"If you think you'll move in the next five years, then an adjustable-rate mortgage might make sense," said Eric Tyson, a financial counselor who is co-author of "Mortgages for Dummies."

"You should definitely look more seriously at a fixed-rate loan if you're going to keep your home seven years or more -- or if you can't stand the stress of the possibility your interest rate will be changed," he said.

Tyson also cautions that families should decide themselves how much they can afford to borrow rather than relying on a mortgage lender to set the upper limit.

"They'll look at your financials and quote you the maximum," he said. "What a lot of people forget is that a mortgage lender doesn't care how many kids you have to put through college or how many vacations you take a year. You need to determine how much of your income you want to go to housing and how much to other things."

Shopping for the right mortgage is key.

Keith T. Gumbinger, vice president at HSH Associates, a mortgage information publisher based in Butler, N.J., recommends that families -- especially first-time home buyers -- start their search locally.

"Make a few phone calls to local banks, local savings and loans, your credit union," Gumbinger advised. "Don't hesitate to ask for recommendations from friends. If you're not happy with what you find locally, then expand to big banks, mortgage companies and brokers."

Home buyers should consider asking for prequalification or preapproval for a mortgage even before they start house hunting, Gumbinger said.

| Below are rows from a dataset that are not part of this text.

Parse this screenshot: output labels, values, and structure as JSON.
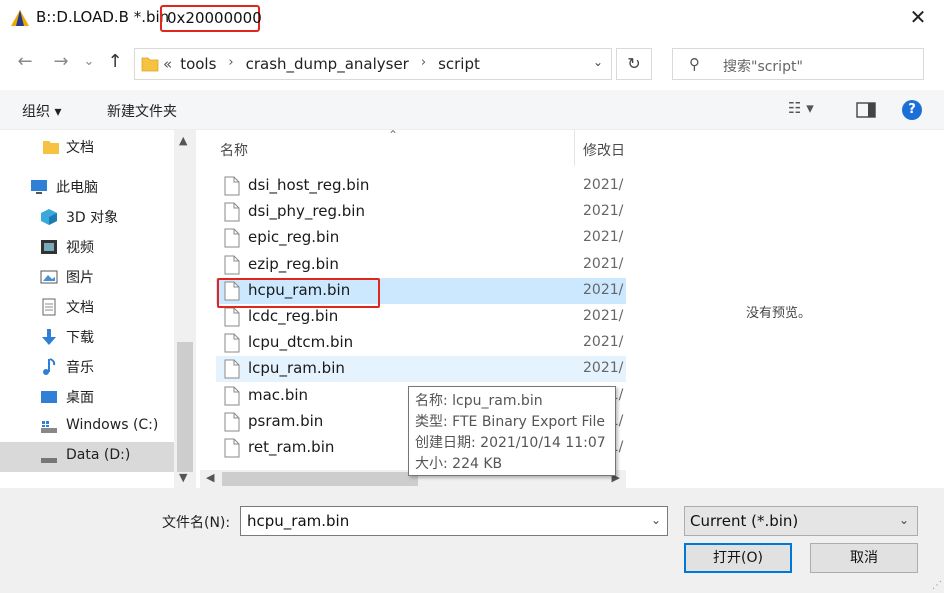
{
  "window": {
    "title": "B::D.LOAD.B *.bin",
    "title_highlight": "0x20000000",
    "close_glyph": "✕"
  },
  "address": {
    "back_glyph": "←",
    "forward_glyph": "→",
    "recent_glyph": "⌄",
    "up_glyph": "↑",
    "overflow": "«",
    "breadcrumbs": [
      "tools",
      "crash_dump_analyser",
      "script"
    ],
    "refresh_glyph": "↻"
  },
  "search": {
    "placeholder": "搜索\"script\""
  },
  "toolbar": {
    "organize": "组织 ▾",
    "new_folder": "新建文件夹"
  },
  "nav": {
    "items": [
      {
        "label": "文档",
        "icon": "folder-icon"
      },
      {
        "label": "此电脑",
        "icon": "computer-icon"
      },
      {
        "label": "3D 对象",
        "icon": "3d-objects-icon"
      },
      {
        "label": "视频",
        "icon": "video-icon"
      },
      {
        "label": "图片",
        "icon": "pictures-icon"
      },
      {
        "label": "文档",
        "icon": "documents-icon"
      },
      {
        "label": "下载",
        "icon": "download-icon"
      },
      {
        "label": "音乐",
        "icon": "music-icon"
      },
      {
        "label": "桌面",
        "icon": "desktop-icon"
      },
      {
        "label": "Windows (C:)",
        "icon": "drive-icon"
      },
      {
        "label": "Data (D:)",
        "icon": "drive-icon"
      }
    ]
  },
  "filelist": {
    "col_name": "名称",
    "col_date": "修改日",
    "files": [
      {
        "name": "dsi_host_reg.bin",
        "date": "2021/"
      },
      {
        "name": "dsi_phy_reg.bin",
        "date": "2021/"
      },
      {
        "name": "epic_reg.bin",
        "date": "2021/"
      },
      {
        "name": "ezip_reg.bin",
        "date": "2021/"
      },
      {
        "name": "hcpu_ram.bin",
        "date": "2021/"
      },
      {
        "name": "lcdc_reg.bin",
        "date": "2021/"
      },
      {
        "name": "lcpu_dtcm.bin",
        "date": "2021/"
      },
      {
        "name": "lcpu_ram.bin",
        "date": "2021/"
      },
      {
        "name": "mac.bin",
        "date": "2021/"
      },
      {
        "name": "psram.bin",
        "date": "2021/"
      },
      {
        "name": "ret_ram.bin",
        "date": "2021/"
      }
    ],
    "selected_index": 4,
    "hover_index": 7
  },
  "tooltip": {
    "name": "名称: lcpu_ram.bin",
    "type": "类型: FTE Binary Export File",
    "created": "创建日期: 2021/10/14 11:07",
    "size": "大小: 224 KB"
  },
  "preview": {
    "text": "没有预览。"
  },
  "bottom": {
    "filename_label": "文件名(N):",
    "filename_value": "hcpu_ram.bin",
    "filter_value": "Current (*.bin)",
    "open_label": "打开(O)",
    "cancel_label": "取消"
  },
  "colors": {
    "accent": "#0078d7",
    "highlight_box": "#e0261f",
    "selection": "#cce8ff",
    "hover": "#e5f3ff"
  }
}
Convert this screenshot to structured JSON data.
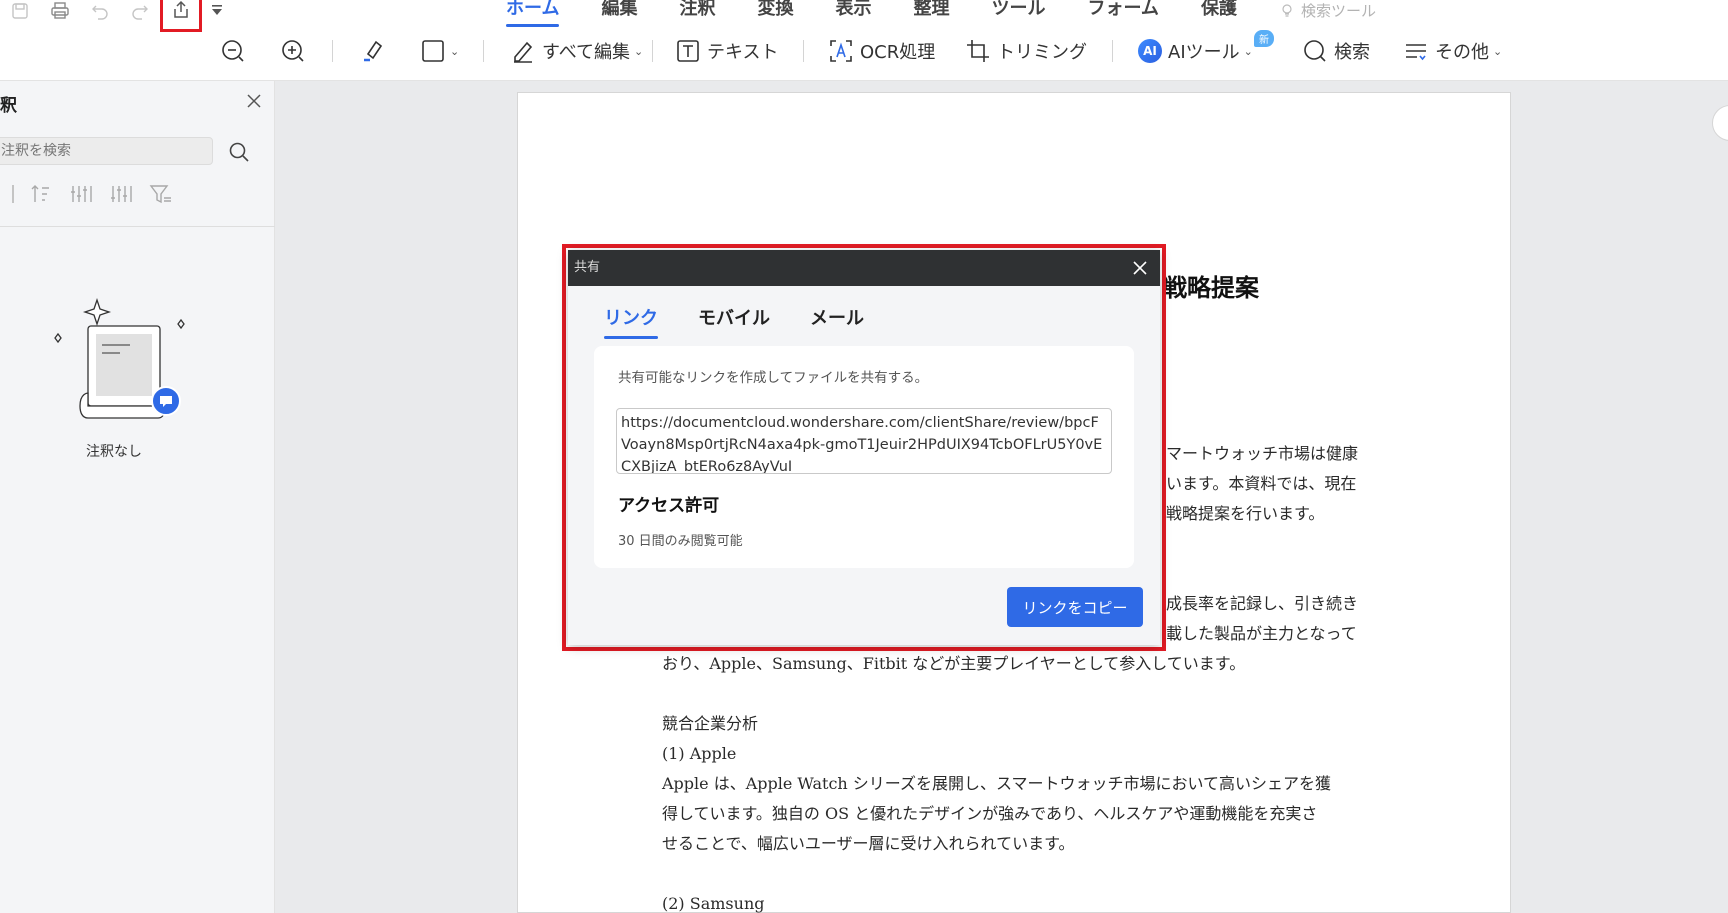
{
  "menu_tabs": [
    "ホーム",
    "編集",
    "注釈",
    "変換",
    "表示",
    "整理",
    "ツール",
    "フォーム",
    "保護"
  ],
  "search_tools_hint": "検索ツール",
  "toolbar": {
    "edit_all": "すべて編集",
    "text": "テキスト",
    "ocr": "OCR処理",
    "trim": "トリミング",
    "ai_badge": "AI",
    "ai_tools": "AIツール",
    "new_badge": "新",
    "search": "検索",
    "more": "その他"
  },
  "left_panel": {
    "title": "釈",
    "search_placeholder": "注釈を検索",
    "empty_text": "注釈なし"
  },
  "document": {
    "title_fragment": "戦略提案",
    "lines": [
      "マートウォッチ市場は健康",
      "います。本資料では、現在",
      "戦略提案を行います。",
      "成長率を記録し、引き続き",
      "載した製品が主力となって",
      "おり、Apple、Samsung、Fitbit などが主要プレイヤーとして参入しています。",
      "競合企業分析",
      "(1) Apple",
      "Apple は、Apple Watch シリーズを展開し、スマートウォッチ市場において高いシェアを獲",
      "得しています。独自の OS と優れたデザインが強みであり、ヘルスケアや運動機能を充実さ",
      "せることで、幅広いユーザー層に受け入れられています。",
      "(2) Samsung"
    ]
  },
  "share_dialog": {
    "title": "共有",
    "tabs": [
      "リンク",
      "モバイル",
      "メール"
    ],
    "description": "共有可能なリンクを作成してファイルを共有する。",
    "url": "https://documentcloud.wondershare.com/clientShare/review/bpcFVoayn8Msp0rtjRcN4axa4pk-gmoT1Jeuir2HPdUIX94TcbOFLrU5Y0vECXBjizA_btERo6z8AyVuI",
    "access_label": "アクセス許可",
    "access_detail": "30 日間のみ閲覧可能",
    "copy_button": "リンクをコピー"
  },
  "colors": {
    "accent": "#2f6ae6",
    "highlight_border": "#e21b24",
    "dialog_header": "#2f3133"
  }
}
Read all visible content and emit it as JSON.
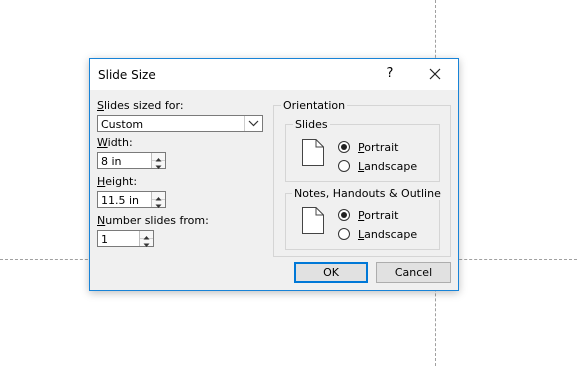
{
  "dialog": {
    "title": "Slide Size",
    "help_glyph": "?",
    "close_icon": "close-icon"
  },
  "left": {
    "slides_sized_for": {
      "label_ul": "S",
      "label_rest": "lides sized for:",
      "value": "Custom"
    },
    "width": {
      "label_ul": "W",
      "label_rest": "idth:",
      "value": "8 in"
    },
    "height": {
      "label_ul": "H",
      "label_rest": "eight:",
      "value": "11.5 in"
    },
    "number_from": {
      "label_ul": "N",
      "label_rest": "umber slides from:",
      "value": "1"
    }
  },
  "orientation": {
    "title": "Orientation",
    "slides": {
      "title": "Slides",
      "portrait": {
        "ul": "P",
        "rest": "ortrait",
        "checked": true
      },
      "landscape": {
        "ul": "L",
        "rest": "andscape",
        "checked": false
      }
    },
    "notes": {
      "title": "Notes, Handouts & Outline",
      "portrait": {
        "ul": "P",
        "rest": "ortrait",
        "checked": true
      },
      "landscape": {
        "ul": "L",
        "rest": "andscape",
        "checked": false
      }
    }
  },
  "buttons": {
    "ok": "OK",
    "cancel": "Cancel"
  },
  "colors": {
    "accent": "#1883d7",
    "dialog_bg": "#f0f0f0"
  }
}
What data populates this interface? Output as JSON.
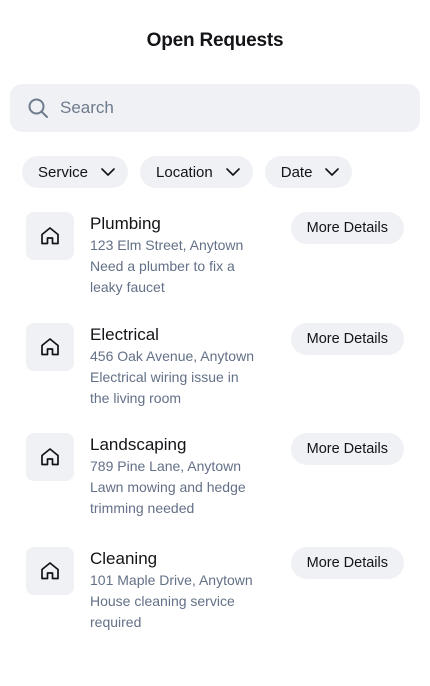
{
  "header": {
    "title": "Open Requests"
  },
  "search": {
    "placeholder": "Search",
    "icon": "search-icon"
  },
  "filters": [
    {
      "label": "Service",
      "icon": "chevron-down-icon"
    },
    {
      "label": "Location",
      "icon": "chevron-down-icon"
    },
    {
      "label": "Date",
      "icon": "chevron-down-icon"
    }
  ],
  "requests": [
    {
      "icon": "house-icon",
      "title": "Plumbing",
      "address": "123 Elm Street, Anytown",
      "description": "Need a plumber to fix a leaky faucet",
      "button": "More Details"
    },
    {
      "icon": "house-icon",
      "title": "Electrical",
      "address": "456 Oak Avenue, Anytown",
      "description": "Electrical wiring issue in the living room",
      "button": "More Details"
    },
    {
      "icon": "house-icon",
      "title": "Landscaping",
      "address": "789 Pine Lane, Anytown",
      "description": "Lawn mowing and hedge trimming needed",
      "button": "More Details"
    },
    {
      "icon": "house-icon",
      "title": "Cleaning",
      "address": "101 Maple Drive, Anytown",
      "description": "House cleaning service required",
      "button": "More Details"
    }
  ]
}
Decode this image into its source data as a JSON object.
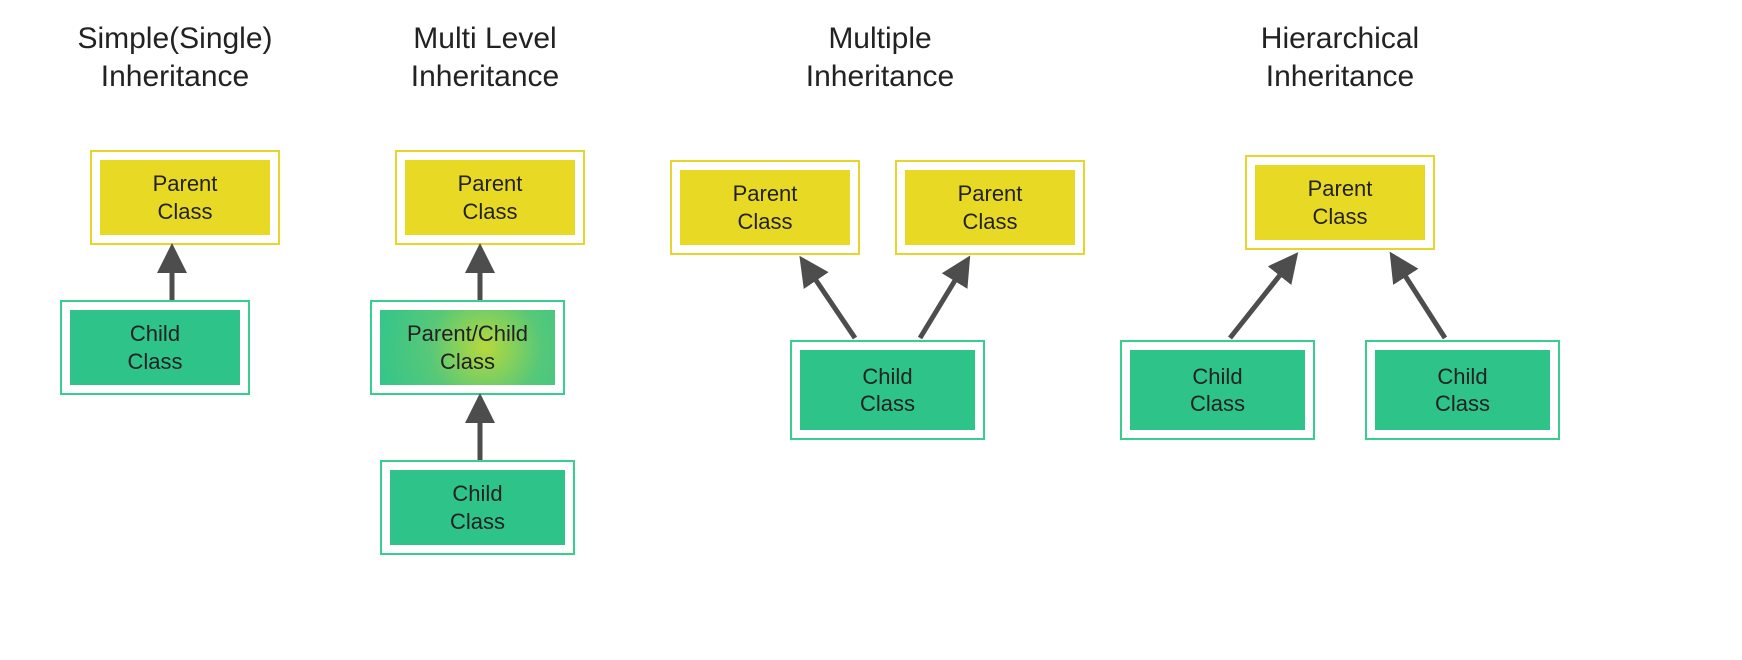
{
  "colors": {
    "parent_fill": "#e8da24",
    "parent_border": "#e6d52a",
    "child_fill": "#2dc389",
    "child_border": "#36cf8f",
    "arrow": "#4d4d4d",
    "text": "#222222",
    "background": "#ffffff"
  },
  "diagrams": [
    {
      "key": "single",
      "title": "Simple(Single)\nInheritance",
      "nodes": [
        {
          "role": "parent",
          "label": "Parent\nClass"
        },
        {
          "role": "child",
          "label": "Child\nClass"
        }
      ],
      "edges": [
        {
          "from": "child",
          "to": "parent"
        }
      ]
    },
    {
      "key": "multilevel",
      "title": "Multi Level\nInheritance",
      "nodes": [
        {
          "role": "parent",
          "label": "Parent\nClass"
        },
        {
          "role": "parent-child",
          "label": "Parent/Child\nClass"
        },
        {
          "role": "child",
          "label": "Child\nClass"
        }
      ],
      "edges": [
        {
          "from": "parent-child",
          "to": "parent"
        },
        {
          "from": "child",
          "to": "parent-child"
        }
      ]
    },
    {
      "key": "multiple",
      "title": "Multiple\nInheritance",
      "nodes": [
        {
          "role": "parent-a",
          "label": "Parent\nClass"
        },
        {
          "role": "parent-b",
          "label": "Parent\nClass"
        },
        {
          "role": "child",
          "label": "Child\nClass"
        }
      ],
      "edges": [
        {
          "from": "child",
          "to": "parent-a"
        },
        {
          "from": "child",
          "to": "parent-b"
        }
      ]
    },
    {
      "key": "hierarchical",
      "title": "Hierarchical\nInheritance",
      "nodes": [
        {
          "role": "parent",
          "label": "Parent\nClass"
        },
        {
          "role": "child-a",
          "label": "Child\nClass"
        },
        {
          "role": "child-b",
          "label": "Child\nClass"
        }
      ],
      "edges": [
        {
          "from": "child-a",
          "to": "parent"
        },
        {
          "from": "child-b",
          "to": "parent"
        }
      ]
    }
  ]
}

Prequalification is fairly easy. A lender asks how much you earn, what your outstanding debt is and how much you've saved for a down payment and then gives you a working estimate of how big a mortgage you'll qualify for.

Preapproval is more formal. "You'll be asked to provide W-2 forms, tax returns, bank statements, credit card statements and the lender will run a thorough credit check," Gumbinger said. "When that's done, you'll be given a specific dollar figure for a mortgage."

At that point, lenders often will set a rate that they'll lock in for up to 90 days.

HSH publishes a series of booklets with detailed information about the mortgage process. Their Homebuyers' Mortgage Kit, which includes a detailed list of mortgages available in your area, can be ordered for $20 at

Mortgages are now widely available on the Internet, and many of the sites have good calculators that can help borrowers compare various loan packages. Sites include Quicken Loans at and E-Loan at

Coldwell Banker provides online mortgage information at Gayden said his company handles most applications via telephone, either relayed from the company's real estate offices or by calling 888 224-6634.

Mortgage shoppers also can find mortgage guides at the federal government's consumer site, Two free publications -- the "HUD Home Buying Guide" and "100 Questions and Answers about Buying a New Home" -- can be obtained by writing the Federal Consumer Information Center, Pueblo, Colo. 81009, or calling 888-878-3256.

Copyright 2002, The Associated Press